Join us on June 17 for the next online lecture in our 2021 series: The Crowd Went Wild! Presented by Canada’s premier baseball historian, William Humber, discover the role the railways played in popularizing baseball in Canada.
Canadian baseball’s biggest myth is how Americans imposed it on us. Not so! We shared with them the modern game’s evolution from its folk roots. In some ways, Canadians had an even bigger role.
The railway system brought this early role to full maturity. Its independent growth in Ontario, between 1854-1873, was railway reliant. Railway porters were likely the first African-Canadian team in 1869.
In 1934, Babe Ruth started his epical trip to Japan with a rail stopover in Moose Jaw. The crowd on a Saskatchewan platform went wild!
To this day the GO train or subway takes most people to Blue Jays games and the VIA stopover in St. Marys Ontario is a homerun drive to Canada’s Baseball Hall of Fame.
William Humber of Bowmanville entered Canada’s Baseball Hall of Fame in 2018 for championing the game’s history in Canada. Author of 12 books including five on baseball, he is often asked to comment on baseball by amongst others the CBC and the Rogers Sportsnet.
For the past 43 years he has taught a “Baseball Spring Training for Fans” course, (on-line this year), preparing fans for the season ahead. He is a respected member of the Society for American Baseball Research’s 19th century research community.
The Toronto Railway Museum (TRM) brings people together by telling stories of Toronto’s railway heritage. The Museum is located in the heart of downtown Toronto and is typically open year-round.
TRM presents exhibits, tours, educational programs and publications that broaden the understanding and appreciation of Toronto’s rich railway history.
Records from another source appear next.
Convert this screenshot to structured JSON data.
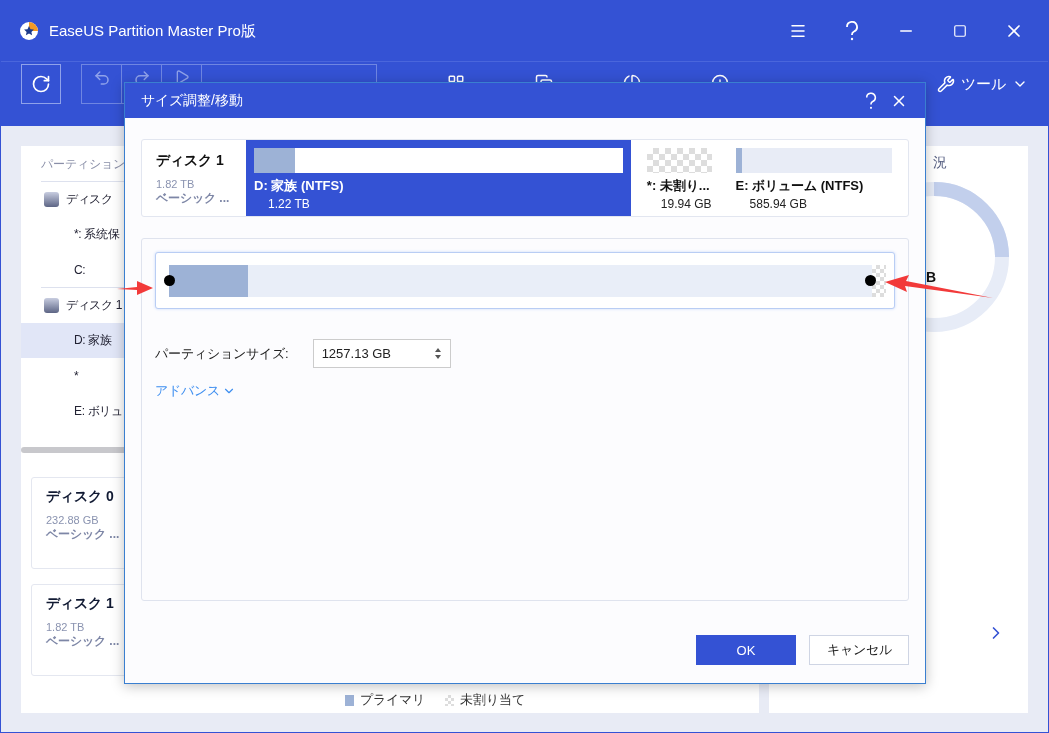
{
  "window": {
    "title": "EaseUS Partition Master Pro版"
  },
  "toolbar": {
    "tools_label": "ツール"
  },
  "sidebar": {
    "header": "パーティション",
    "items": [
      {
        "kind": "disk",
        "label": "ディスク",
        "selected": false
      },
      {
        "kind": "partition",
        "label": "*: 系统保",
        "selected": false
      },
      {
        "kind": "partition",
        "label": "C:",
        "selected": false
      },
      {
        "kind": "disk",
        "label": "ディスク 1",
        "selected": false
      },
      {
        "kind": "partition",
        "label": "D: 家族",
        "selected": true
      },
      {
        "kind": "partition",
        "label": "*",
        "selected": false
      },
      {
        "kind": "partition",
        "label": "E: ボリュ",
        "selected": false
      }
    ]
  },
  "disk_cards": [
    {
      "name": "ディスク 0",
      "size": "232.88 GB",
      "type": "ベーシック ..."
    },
    {
      "name": "ディスク 1",
      "size": "1.82 TB",
      "type": "ベーシック ..."
    }
  ],
  "legend": [
    {
      "kind": "primary",
      "label": "プライマリ"
    },
    {
      "kind": "unallocated",
      "label": "未割り当て"
    }
  ],
  "right_panel": {
    "title": "況",
    "donut_label": "B"
  },
  "dialog": {
    "title": "サイズ調整/移動",
    "disk": {
      "name": "ディスク 1",
      "size": "1.82 TB",
      "type": "ベーシック ..."
    },
    "partitions": [
      {
        "kind": "primary",
        "label": "D: 家族 (NTFS)",
        "size": "1.22 TB",
        "level": 0.11,
        "selected": true
      },
      {
        "kind": "unallocated",
        "label": "*: 未割り...",
        "size": "19.94 GB",
        "selected": false
      },
      {
        "kind": "primary",
        "label": "E: ボリューム (NTFS)",
        "size": "585.94 GB",
        "level": 0.04,
        "selected": false
      }
    ],
    "resize": {
      "level": 0.11
    },
    "size_label": "パーティションサイズ:",
    "size_value": "1257.13 GB",
    "advanced": "アドバンス",
    "buttons": {
      "ok": "OK",
      "cancel": "キャンセル"
    }
  }
}
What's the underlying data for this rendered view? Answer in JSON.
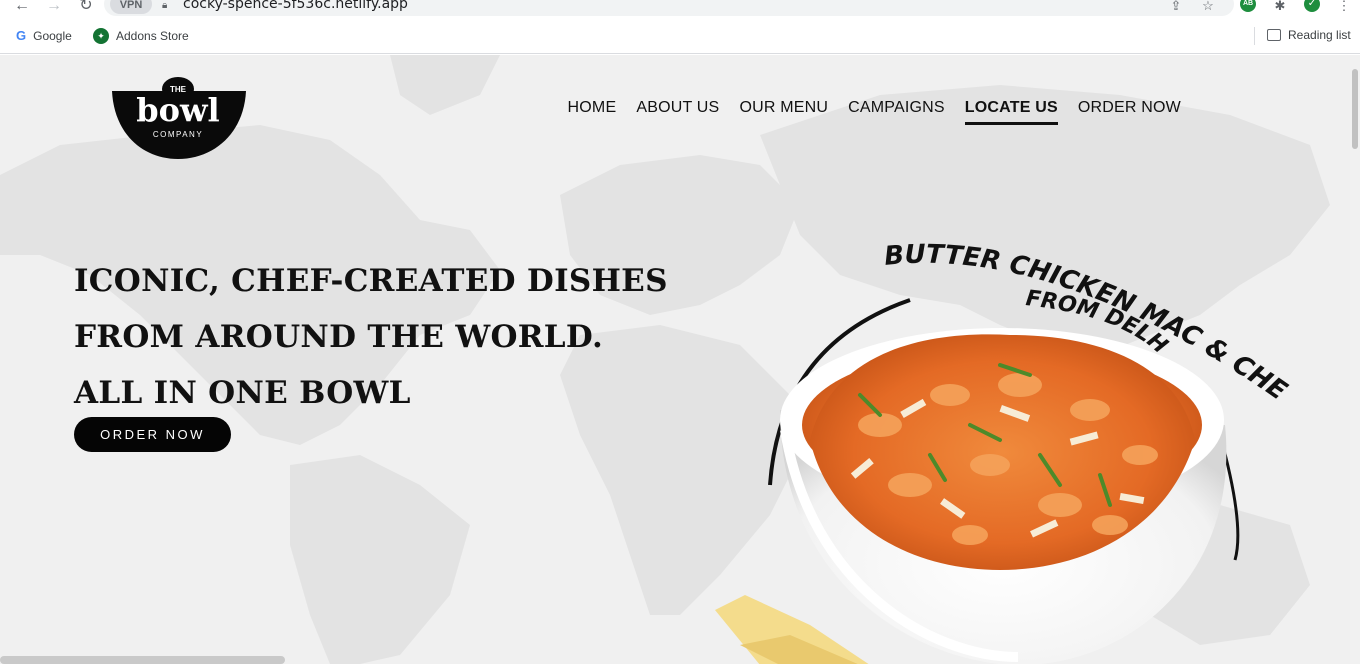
{
  "browser": {
    "url": "cocky-spence-5f536c.netlify.app",
    "vpn_label": "VPN",
    "bookmarks": [
      {
        "label": "Google",
        "icon": "google-icon"
      },
      {
        "label": "Addons Store",
        "icon": "addons-store-icon"
      }
    ],
    "reading_list_label": "Reading list"
  },
  "site": {
    "logo": {
      "top": "THE",
      "main": "bowl",
      "bottom": "COMPANY"
    },
    "nav": [
      {
        "label": "HOME",
        "active": false
      },
      {
        "label": "ABOUT US",
        "active": false
      },
      {
        "label": "OUR MENU",
        "active": false
      },
      {
        "label": "CAMPAIGNS",
        "active": false
      },
      {
        "label": "LOCATE US",
        "active": true
      },
      {
        "label": "ORDER NOW",
        "active": false
      }
    ],
    "hero": {
      "lines": [
        "ICONIC, CHEF-CREATED DISHES",
        "FROM AROUND THE WORLD.",
        "ALL IN ONE BOWL"
      ],
      "cta": "ORDER NOW"
    },
    "dish": {
      "caption_line1": "BUTTER CHICKEN MAC & CHEESE",
      "caption_line2": "FROM DELHI"
    }
  },
  "colors": {
    "background": "#f0f0f0",
    "map": "#e2e2e2",
    "text": "#111111",
    "button": "#050505"
  }
}
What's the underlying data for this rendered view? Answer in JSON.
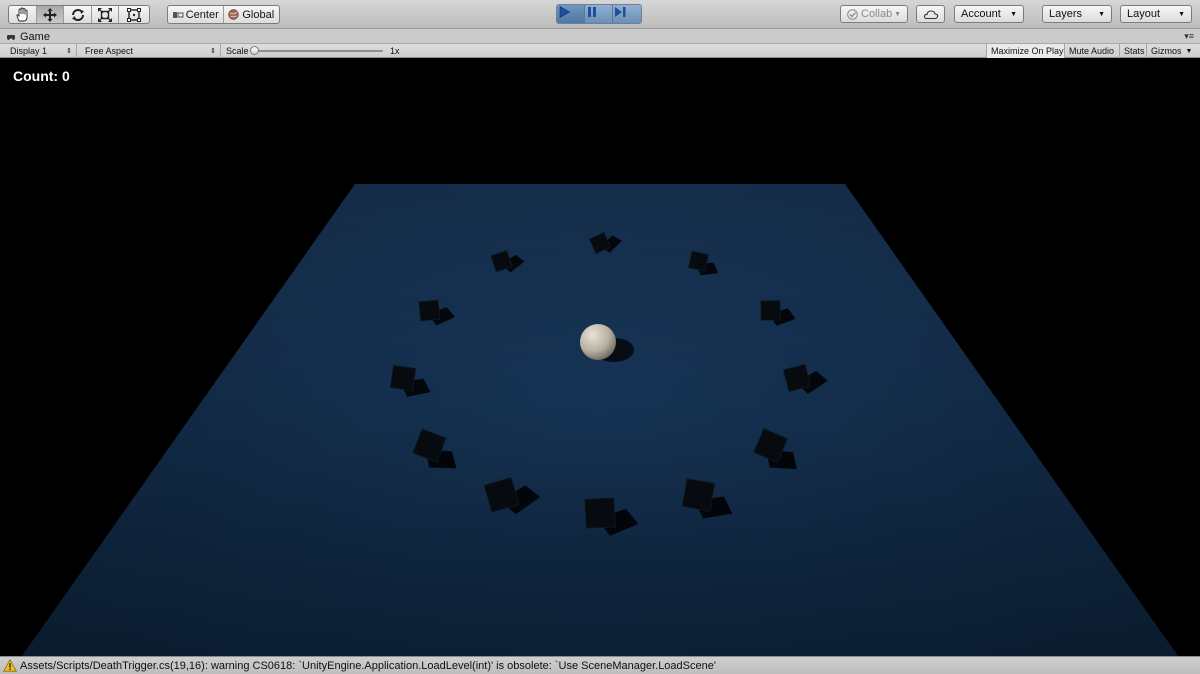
{
  "toolbar": {
    "tools": [
      {
        "name": "hand-tool",
        "icon": "hand-icon"
      },
      {
        "name": "move-tool",
        "icon": "move-icon"
      },
      {
        "name": "rotate-tool",
        "icon": "rotate-icon"
      },
      {
        "name": "scale-tool",
        "icon": "scale-icon"
      },
      {
        "name": "rect-tool",
        "icon": "rect-transform-icon"
      }
    ],
    "pivot_mode_label": "Center",
    "pivot_rotation_label": "Global",
    "collab_label": "Collab",
    "account_label": "Account",
    "layers_label": "Layers",
    "layout_label": "Layout",
    "play_accent": "#4f78a6"
  },
  "game_tab": {
    "title": "Game",
    "display_label": "Display 1",
    "aspect_label": "Free Aspect",
    "scale_label": "Scale",
    "scale_value": "1x",
    "maximize_label": "Maximize On Play",
    "mute_label": "Mute Audio",
    "stats_label": "Stats",
    "gizmos_label": "Gizmos"
  },
  "game_view": {
    "count_text": "Count: 0",
    "ground_color": "#16304d",
    "sky_color": "#000000",
    "player_color": "#d6cfc2",
    "pickup_count": 12
  },
  "status": {
    "message": "Assets/Scripts/DeathTrigger.cs(19,16): warning CS0618: `UnityEngine.Application.LoadLevel(int)' is obsolete: `Use SceneManager.LoadScene'"
  }
}
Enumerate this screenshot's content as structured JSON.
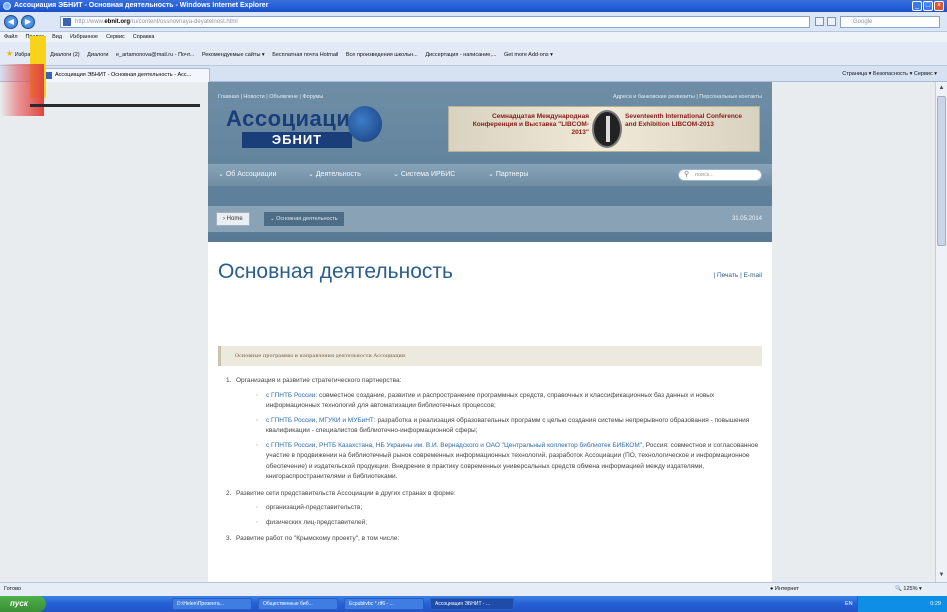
{
  "window": {
    "title": "Ассоциация ЭБНИТ - Основная деятельность - Windows Internet Explorer"
  },
  "address_bar": {
    "url_domain": "ebnit.org",
    "url_prefix": "http://www.",
    "url_rest": "/ru/content/ossnovnaya-deyatelnost.html",
    "search_placeholder": "Google"
  },
  "menu": [
    "Файл",
    "Правка",
    "Вид",
    "Избранное",
    "Сервис",
    "Справка"
  ],
  "favorites": [
    "Избранное",
    "Диалоги (2)",
    "Диалоги",
    "e_artamonova@mail.ru - Почт...",
    "Рекомендуемые сайты ▾",
    "Бесплатная почта Hotmail",
    "Все произведения школьн...",
    "Диссертация - написание,...",
    "Get more Add-ons ▾"
  ],
  "tab": {
    "label": "Ассоциация ЭБНИТ - Основная деятельность - Асс..."
  },
  "command_bar": "Страница ▾   Безопасность ▾   Сервис ▾",
  "site": {
    "toplinks_left": "Главная  |  Новости  |  Объявлене  |  Форумы",
    "toplinks_right": "Адреса и банковские реквизиты  |  Персональные контакты",
    "logo_title": "Ассоциация",
    "logo_sub": "ЭБНИТ",
    "banner_ru": "Семнадцатая Международная Конференция и Выставка \"LIBCOM-2013\"",
    "banner_en": "Seventeenth International Conference and Exhibition LIBCOM-2013",
    "nav": [
      "Об Ассоциации",
      "Деятельность",
      "Система ИРБИС",
      "Партнеры"
    ],
    "search_placeholder": "поиск...",
    "breadcrumb_home": "Home",
    "breadcrumb_current": "Основная деятельность",
    "date": "31.05.2014"
  },
  "content": {
    "heading": "Основная деятельность",
    "print_links": "| Печать |  E-mail",
    "section_title": "Основные программы и направления деятельности Ассоциации",
    "items": [
      {
        "num": "1.",
        "text": "Организация и развитие стратегического партнерства:",
        "subs": [
          {
            "link": "с ГПНТБ России:",
            "text": " совместное создание, развитие и распространение программных средств, справочных и классификационных баз данных и новых информационных технологий для автоматизации библиотечных процессов;"
          },
          {
            "link": "с ГПНТБ России, МГУКИ и МУБиНТ:",
            "text": " разработка и реализация образовательных программ с целью создания системы непрерывного образования - повышения квалификации - специалистов библиотечно-информационной сферы;"
          },
          {
            "link": "с ГПНТБ России, РНТБ Казахстана, НБ Украины им. В.И. Вернадского и ОАО \"Центральный коллектор библиотек БИБКОМ\"",
            "text": ", Россия: совместное и согласованное участие в продвижении на библиотечный рынок современных информационных технологий, разработок Ассоциации (ПО, технологическое и информационное обеспечение) и издательской продукции. Внедрение в практику современных универсальных средств обмена информацией между издателями, книгораспространителями и библиотеками."
          }
        ]
      },
      {
        "num": "2.",
        "text": "Развитие сети представительств Ассоциации в других странах в форме:",
        "subs": [
          {
            "link": "",
            "text": "организаций-представительств;"
          },
          {
            "link": "",
            "text": "физических лиц-представителей;"
          }
        ]
      },
      {
        "num": "3.",
        "text": "Развитие работ по \"Крымскому проекту\", в том числе:",
        "subs": []
      }
    ]
  },
  "statusbar": {
    "left": "Готово",
    "zone": "Интернет",
    "zoom": "125%"
  },
  "taskbar": {
    "start": "пуск",
    "items": [
      "D:\\Helen\\Презента...",
      "Общественные биб...",
      "Ecpublivbc *.rtf6 - ...",
      "Ассоциация ЭБНИТ - ..."
    ],
    "lang": "EN",
    "time": "0:29"
  }
}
TRM is committed to telling the stories of the railways, and welcoming conversations of its varied experiences through its lecture series, exhibits and integrated programming with a mission to learn from the past to make the future better.